--- Working data ---
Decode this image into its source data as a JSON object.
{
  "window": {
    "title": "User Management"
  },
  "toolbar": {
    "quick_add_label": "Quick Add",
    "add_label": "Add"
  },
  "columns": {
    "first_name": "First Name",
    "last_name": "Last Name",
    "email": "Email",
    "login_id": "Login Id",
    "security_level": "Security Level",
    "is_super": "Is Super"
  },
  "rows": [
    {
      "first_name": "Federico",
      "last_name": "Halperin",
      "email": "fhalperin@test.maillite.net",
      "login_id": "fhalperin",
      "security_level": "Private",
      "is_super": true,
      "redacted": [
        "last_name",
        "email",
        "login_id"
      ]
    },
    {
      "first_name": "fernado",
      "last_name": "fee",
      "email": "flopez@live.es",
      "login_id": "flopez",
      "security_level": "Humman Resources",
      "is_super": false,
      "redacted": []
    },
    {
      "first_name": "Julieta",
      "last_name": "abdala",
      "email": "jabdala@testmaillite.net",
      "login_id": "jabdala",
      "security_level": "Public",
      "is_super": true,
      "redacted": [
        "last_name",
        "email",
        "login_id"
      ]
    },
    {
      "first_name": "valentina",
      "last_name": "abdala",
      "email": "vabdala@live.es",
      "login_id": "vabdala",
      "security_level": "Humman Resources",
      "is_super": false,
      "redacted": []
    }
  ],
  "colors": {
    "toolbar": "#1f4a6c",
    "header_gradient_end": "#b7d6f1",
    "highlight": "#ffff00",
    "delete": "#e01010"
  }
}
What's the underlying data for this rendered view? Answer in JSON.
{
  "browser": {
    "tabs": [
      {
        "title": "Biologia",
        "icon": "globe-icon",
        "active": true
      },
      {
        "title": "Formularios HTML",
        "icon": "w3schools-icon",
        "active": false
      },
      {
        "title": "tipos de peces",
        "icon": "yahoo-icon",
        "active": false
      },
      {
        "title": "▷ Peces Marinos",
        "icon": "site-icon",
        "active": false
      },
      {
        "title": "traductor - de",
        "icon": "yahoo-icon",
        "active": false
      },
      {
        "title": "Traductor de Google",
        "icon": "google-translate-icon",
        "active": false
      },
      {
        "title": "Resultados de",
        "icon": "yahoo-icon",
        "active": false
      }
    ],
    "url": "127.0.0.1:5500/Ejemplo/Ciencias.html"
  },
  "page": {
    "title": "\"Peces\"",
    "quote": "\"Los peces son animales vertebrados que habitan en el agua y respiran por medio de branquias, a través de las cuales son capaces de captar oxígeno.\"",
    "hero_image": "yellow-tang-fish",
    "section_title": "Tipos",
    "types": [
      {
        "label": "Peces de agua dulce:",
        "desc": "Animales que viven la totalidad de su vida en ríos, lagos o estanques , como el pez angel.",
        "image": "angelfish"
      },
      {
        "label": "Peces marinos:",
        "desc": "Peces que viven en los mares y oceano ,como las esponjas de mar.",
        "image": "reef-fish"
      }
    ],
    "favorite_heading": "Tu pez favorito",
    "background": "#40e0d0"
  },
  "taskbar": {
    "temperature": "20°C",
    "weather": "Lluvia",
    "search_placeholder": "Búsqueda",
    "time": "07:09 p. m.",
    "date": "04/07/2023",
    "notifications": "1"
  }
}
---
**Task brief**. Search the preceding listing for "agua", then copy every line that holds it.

**Output for this exercise**.
    "quote": "\"Los peces son animales vertebrados que habitan en el agua y respiran por medio de branquias, a través de las cuales son capaces de captar oxígeno.\"",
        "label": "Peces de agua dulce:",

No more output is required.